The fat composition of Jersey milk is also not ideal for making aged cheeses as we plan to do. Their fat globules are large and cream off quite quickly. During the make process getting a blob of too much fat in one section of the cheese body can cause off flavors and worse. People do make very good cheese from Jersey milk, but they have to skim it some and watch it very carefully to ensure proper mixing during the manufacture.

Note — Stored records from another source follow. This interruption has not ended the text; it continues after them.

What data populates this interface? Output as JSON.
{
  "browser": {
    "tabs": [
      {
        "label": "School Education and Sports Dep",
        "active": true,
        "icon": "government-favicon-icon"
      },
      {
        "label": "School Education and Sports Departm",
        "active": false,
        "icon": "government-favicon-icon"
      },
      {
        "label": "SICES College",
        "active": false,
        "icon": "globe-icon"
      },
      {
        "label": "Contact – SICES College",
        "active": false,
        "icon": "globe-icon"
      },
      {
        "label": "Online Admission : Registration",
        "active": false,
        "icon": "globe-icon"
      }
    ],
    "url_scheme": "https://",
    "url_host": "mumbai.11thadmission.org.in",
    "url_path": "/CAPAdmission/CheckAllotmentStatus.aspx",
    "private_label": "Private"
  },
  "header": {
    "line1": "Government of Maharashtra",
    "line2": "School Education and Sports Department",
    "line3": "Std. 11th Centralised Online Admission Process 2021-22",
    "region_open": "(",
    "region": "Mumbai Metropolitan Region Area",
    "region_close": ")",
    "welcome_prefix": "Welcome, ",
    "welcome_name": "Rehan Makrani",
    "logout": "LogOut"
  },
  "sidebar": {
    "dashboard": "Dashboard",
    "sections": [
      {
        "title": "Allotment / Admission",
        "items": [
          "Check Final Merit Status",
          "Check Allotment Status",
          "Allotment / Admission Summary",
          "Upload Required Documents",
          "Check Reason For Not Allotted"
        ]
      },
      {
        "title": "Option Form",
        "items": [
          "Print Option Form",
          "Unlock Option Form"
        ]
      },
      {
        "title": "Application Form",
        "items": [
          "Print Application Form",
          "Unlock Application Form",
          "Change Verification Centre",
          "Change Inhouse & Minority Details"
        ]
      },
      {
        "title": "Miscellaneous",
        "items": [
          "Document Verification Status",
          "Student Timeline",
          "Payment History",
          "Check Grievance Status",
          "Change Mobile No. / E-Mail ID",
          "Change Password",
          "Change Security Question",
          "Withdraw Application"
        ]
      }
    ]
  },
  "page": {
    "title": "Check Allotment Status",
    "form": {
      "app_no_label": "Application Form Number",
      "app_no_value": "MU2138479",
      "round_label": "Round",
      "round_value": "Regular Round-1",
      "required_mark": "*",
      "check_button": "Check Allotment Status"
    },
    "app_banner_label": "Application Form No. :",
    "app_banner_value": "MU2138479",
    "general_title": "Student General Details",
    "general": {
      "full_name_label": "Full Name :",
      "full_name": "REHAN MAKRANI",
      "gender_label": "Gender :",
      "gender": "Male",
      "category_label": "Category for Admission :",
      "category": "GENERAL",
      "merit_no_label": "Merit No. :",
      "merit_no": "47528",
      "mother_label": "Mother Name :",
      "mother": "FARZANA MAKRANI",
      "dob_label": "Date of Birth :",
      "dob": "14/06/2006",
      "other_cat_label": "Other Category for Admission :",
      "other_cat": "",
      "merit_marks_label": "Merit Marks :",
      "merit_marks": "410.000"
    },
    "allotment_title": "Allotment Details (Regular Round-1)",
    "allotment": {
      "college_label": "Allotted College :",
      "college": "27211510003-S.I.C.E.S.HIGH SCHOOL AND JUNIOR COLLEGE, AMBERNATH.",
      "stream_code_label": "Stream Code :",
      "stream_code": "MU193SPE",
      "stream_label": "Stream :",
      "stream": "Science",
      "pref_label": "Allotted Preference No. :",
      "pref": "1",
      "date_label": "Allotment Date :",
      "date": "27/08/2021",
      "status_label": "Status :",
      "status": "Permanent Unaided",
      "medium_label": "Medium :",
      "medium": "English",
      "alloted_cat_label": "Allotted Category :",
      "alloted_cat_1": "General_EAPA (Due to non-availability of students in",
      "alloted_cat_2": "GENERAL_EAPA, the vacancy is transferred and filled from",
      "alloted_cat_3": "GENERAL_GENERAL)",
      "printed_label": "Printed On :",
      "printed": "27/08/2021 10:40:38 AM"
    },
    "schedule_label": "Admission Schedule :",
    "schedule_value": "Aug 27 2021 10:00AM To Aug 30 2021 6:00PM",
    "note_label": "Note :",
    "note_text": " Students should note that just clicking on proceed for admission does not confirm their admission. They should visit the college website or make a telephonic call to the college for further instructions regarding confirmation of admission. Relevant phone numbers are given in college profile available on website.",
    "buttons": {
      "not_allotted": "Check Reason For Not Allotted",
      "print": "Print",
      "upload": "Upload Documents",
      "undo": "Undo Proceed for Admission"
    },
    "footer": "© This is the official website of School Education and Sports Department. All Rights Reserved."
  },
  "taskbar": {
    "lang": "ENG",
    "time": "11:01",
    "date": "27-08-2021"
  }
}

So after this disappointing experience we shifted our sights to another breed - Kerry cattle. Kerry cattle are an Irish breed native to the southwest of Ireland. They're sometimes called the Irish dairy breed. They are small, roughly 4 feet at the height of their hips, thrifty, and scarce. There are currently only about 60 female Kerrys in the US. There are a few devoted breeders trying to build up a viable population from this small base, a few of whom happen to be in NY. Today we went to see a few of them and talk with one of said breeders. Kerrys meet most of our criteria, and as far as cheese making goes they have a better composition than most other breeds of cattle. Their scarcity is both a turn-off and exciting.
On the one hand there are few individual animals to pick from (virtually none in fact), we will have to take what we can get. I have some concern about in-breeding depression of vigor (though this can potentially be offset to some degree by importing semen from Ireland).
I'm also mildly concerned about milk yield since the few that are currently milked only provide about 5000 pound per lactation. For comparison's sake an Holstein will produce 3 times that amount.
On the other hand by throwing ourselves into Kerrys we could play an active role in maintaining a distinct genetic line of cattle. Within a few years we could play a major role in the Kerry cattle world. There could be very good publicity from this as well as marketing opportunities as providers of breeding stock once our herd grows in size.
We are currently undecided about what to go for. I have many more thoughts but am now out of time. There will be more thoughts on cows to come. Stay tuned.